*** Opening SUPPLIED ENTRIES ***

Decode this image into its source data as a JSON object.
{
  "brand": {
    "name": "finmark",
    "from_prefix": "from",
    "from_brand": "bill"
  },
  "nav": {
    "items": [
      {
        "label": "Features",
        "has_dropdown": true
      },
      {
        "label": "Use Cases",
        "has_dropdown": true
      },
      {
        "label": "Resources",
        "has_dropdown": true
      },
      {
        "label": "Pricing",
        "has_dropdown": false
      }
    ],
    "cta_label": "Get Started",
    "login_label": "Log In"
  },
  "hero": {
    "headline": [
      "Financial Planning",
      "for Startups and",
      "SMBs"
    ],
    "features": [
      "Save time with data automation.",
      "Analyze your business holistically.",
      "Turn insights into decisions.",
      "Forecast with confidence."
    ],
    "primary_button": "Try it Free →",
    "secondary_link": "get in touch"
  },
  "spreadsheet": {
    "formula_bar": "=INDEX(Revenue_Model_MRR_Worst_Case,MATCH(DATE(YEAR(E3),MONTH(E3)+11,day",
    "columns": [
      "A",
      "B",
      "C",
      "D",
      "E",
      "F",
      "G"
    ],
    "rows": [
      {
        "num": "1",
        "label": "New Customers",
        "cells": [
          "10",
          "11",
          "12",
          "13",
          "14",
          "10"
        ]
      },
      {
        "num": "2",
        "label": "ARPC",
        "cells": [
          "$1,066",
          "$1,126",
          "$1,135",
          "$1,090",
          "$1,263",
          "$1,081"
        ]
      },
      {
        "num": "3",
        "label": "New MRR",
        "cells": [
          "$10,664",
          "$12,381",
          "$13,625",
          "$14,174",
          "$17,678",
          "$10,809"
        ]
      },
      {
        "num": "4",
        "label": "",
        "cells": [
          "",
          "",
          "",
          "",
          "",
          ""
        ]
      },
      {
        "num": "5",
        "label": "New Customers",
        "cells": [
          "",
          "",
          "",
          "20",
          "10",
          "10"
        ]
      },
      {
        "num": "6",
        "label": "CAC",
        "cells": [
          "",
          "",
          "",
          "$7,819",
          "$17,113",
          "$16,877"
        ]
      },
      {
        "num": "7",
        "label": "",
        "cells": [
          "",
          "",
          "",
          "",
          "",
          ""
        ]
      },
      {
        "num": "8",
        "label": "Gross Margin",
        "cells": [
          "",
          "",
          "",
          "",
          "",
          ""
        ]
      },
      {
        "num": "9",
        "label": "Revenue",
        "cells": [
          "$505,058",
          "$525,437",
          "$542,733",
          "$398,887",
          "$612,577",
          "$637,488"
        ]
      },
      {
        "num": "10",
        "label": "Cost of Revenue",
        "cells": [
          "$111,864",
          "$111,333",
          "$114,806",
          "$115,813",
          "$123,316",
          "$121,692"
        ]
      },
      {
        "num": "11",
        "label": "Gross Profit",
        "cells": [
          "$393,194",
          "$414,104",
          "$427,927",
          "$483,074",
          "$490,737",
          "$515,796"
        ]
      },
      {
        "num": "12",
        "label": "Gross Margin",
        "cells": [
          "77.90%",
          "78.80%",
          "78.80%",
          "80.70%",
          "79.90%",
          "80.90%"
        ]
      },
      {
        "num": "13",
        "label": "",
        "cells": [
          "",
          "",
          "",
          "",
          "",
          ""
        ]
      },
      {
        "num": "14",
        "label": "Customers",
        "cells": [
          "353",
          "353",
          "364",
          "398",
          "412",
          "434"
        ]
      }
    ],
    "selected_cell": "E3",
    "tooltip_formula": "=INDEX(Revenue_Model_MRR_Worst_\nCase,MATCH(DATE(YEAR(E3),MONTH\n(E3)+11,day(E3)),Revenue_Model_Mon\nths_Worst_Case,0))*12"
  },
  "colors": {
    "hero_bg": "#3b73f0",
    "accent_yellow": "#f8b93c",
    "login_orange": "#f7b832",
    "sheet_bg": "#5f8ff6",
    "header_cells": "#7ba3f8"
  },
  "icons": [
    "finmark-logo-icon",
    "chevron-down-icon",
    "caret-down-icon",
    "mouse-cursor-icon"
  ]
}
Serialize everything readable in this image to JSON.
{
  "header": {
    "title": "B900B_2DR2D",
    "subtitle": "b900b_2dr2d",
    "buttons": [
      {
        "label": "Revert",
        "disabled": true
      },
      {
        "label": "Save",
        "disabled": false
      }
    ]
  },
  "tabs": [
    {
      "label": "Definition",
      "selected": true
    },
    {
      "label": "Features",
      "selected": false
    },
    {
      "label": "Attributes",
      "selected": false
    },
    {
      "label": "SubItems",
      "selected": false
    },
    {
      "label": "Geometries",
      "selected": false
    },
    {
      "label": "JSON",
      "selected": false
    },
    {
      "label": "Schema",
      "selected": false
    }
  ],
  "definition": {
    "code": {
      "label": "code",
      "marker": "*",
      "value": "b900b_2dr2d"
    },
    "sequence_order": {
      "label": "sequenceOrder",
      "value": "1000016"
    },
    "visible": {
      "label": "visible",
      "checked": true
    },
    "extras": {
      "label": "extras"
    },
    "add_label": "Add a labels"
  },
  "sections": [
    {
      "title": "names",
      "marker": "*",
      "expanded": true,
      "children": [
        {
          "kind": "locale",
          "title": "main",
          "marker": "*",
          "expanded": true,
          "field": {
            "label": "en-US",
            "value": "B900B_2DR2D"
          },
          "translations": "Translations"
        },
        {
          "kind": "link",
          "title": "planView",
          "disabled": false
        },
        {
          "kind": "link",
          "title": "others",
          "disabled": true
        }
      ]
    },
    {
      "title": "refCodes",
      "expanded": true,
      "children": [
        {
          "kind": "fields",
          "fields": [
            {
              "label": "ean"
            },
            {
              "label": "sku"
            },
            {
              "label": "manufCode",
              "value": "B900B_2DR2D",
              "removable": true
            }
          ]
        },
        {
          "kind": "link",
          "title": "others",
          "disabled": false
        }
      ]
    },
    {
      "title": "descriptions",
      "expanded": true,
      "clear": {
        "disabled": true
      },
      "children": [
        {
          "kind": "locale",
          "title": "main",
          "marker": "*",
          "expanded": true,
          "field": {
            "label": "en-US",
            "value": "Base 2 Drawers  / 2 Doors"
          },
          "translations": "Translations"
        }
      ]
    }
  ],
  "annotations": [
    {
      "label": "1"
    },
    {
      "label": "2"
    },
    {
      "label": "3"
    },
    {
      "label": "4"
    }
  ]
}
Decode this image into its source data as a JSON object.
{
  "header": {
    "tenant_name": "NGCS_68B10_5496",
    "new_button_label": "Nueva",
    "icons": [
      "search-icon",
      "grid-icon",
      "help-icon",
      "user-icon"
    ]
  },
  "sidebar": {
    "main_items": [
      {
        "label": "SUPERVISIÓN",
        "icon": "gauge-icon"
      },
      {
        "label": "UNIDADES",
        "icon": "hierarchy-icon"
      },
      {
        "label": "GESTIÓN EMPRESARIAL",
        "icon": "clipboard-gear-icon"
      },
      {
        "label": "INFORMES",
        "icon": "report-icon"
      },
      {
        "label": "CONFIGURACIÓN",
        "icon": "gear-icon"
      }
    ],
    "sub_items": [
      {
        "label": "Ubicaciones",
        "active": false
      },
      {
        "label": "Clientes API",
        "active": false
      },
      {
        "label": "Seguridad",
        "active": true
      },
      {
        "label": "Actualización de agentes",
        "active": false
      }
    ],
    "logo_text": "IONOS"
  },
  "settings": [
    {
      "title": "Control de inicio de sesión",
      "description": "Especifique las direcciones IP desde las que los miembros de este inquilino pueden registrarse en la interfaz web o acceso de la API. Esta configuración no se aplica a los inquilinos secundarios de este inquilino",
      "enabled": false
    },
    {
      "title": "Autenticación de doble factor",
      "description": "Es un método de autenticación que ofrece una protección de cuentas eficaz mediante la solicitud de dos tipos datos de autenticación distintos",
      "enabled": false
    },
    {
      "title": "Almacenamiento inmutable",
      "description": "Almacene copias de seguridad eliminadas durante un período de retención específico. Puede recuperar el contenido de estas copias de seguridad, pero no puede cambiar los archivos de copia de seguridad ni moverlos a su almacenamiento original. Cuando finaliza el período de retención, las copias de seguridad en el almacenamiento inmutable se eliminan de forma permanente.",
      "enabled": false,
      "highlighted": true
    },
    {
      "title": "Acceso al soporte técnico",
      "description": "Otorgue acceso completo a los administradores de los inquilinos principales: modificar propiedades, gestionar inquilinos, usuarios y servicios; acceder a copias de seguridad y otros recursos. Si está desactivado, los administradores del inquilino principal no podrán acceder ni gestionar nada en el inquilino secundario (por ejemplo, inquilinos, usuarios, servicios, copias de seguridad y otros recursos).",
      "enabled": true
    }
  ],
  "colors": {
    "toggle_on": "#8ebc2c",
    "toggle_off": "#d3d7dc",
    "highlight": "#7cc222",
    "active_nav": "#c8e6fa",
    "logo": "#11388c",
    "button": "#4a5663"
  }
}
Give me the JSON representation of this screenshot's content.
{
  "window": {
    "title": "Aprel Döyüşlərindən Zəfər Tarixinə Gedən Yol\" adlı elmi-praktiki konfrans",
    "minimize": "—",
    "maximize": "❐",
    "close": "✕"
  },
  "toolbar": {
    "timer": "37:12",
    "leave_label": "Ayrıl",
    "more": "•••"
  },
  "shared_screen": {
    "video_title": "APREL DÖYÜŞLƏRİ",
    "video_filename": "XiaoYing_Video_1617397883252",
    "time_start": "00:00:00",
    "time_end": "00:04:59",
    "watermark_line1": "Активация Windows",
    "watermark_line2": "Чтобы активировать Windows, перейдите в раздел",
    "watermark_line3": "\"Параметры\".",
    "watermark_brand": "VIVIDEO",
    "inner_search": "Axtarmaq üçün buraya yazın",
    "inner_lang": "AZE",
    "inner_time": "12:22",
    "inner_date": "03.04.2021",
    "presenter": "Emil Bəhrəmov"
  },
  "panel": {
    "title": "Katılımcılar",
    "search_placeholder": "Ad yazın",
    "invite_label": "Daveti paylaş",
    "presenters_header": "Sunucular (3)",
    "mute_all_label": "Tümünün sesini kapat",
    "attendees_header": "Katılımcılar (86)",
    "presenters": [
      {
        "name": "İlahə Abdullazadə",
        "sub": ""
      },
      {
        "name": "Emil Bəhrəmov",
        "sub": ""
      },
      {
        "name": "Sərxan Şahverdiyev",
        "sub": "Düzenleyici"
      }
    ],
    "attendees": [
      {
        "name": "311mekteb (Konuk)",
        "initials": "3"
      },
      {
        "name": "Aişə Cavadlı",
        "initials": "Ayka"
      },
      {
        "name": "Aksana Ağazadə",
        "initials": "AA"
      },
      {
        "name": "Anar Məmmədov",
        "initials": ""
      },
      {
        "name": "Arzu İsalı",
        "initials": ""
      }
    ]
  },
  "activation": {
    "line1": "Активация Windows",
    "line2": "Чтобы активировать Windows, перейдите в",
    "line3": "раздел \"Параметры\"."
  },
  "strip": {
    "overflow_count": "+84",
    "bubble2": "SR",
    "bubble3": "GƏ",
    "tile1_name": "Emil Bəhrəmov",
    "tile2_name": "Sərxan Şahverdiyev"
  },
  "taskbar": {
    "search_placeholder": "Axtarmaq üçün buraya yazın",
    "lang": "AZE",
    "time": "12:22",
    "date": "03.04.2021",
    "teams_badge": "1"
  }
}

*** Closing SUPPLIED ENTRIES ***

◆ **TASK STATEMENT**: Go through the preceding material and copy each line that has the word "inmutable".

◆ **ANSWER TO THIS EXERCISE**:
      "title": "Almacenamiento inmutable",
      "description": "Almacene copias de seguridad eliminadas durante un período de retención específico. Puede recuperar el contenido de estas copias de seguridad, pero no puede cambiar los archivos de copia de seguridad ni moverlos a su almacenamiento original. Cuando finaliza el período de retención, las copias de seguridad en el almacenamiento inmutable se eliminan de forma permanente.",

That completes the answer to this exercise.